           Bio::Tools::BPlite::HSP object, and FALSE if there are no more
           HSPs.
 Args    : None

query

 Title    : query
 Usage    : $query = $obj->query();
 Function : returns the query object
 Example  :
 Returns  : query object
 Args     :

qlength

 Title    : qlength
 Usage    : $len = $obj->qlength();
 Function : returns the length of the query 
 Example  :
 Returns  : length of query
 Args     :

pattern

 Title    : pattern
 Usage    : $pattern = $obj->pattern();
 Function : returns the pattern used in a PHIBLAST search

query_pattern_location

 Title    : query_pattern_location
 Usage    : $qpl = $obj->query_pattern_location();
 Function : returns reference to array of locations in the query sequence
            of pattern used in a PHIBLAST search

database

 Title    : database
 Usage    : $db = $obj->database();
 Function : returns the database used in this search
 Example  :
 Returns  : database used for search
 Args     :

nextSbjct

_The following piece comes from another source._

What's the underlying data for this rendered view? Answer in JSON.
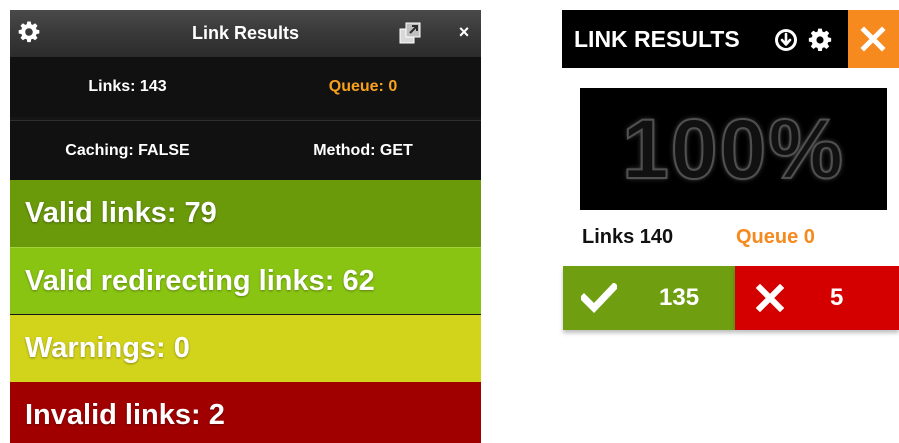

 Title    : nextSbjct
 Usage    : $sbjct = $obj->nextSbjct();
 Function : Method of iterating through all the Sbjct retrieved 
            from parsing the report 
 Example  : while ( my $sbjct = $obj->nextSbjct ) {}
 Returns  : next Sbjct object or null if finished
 Args     :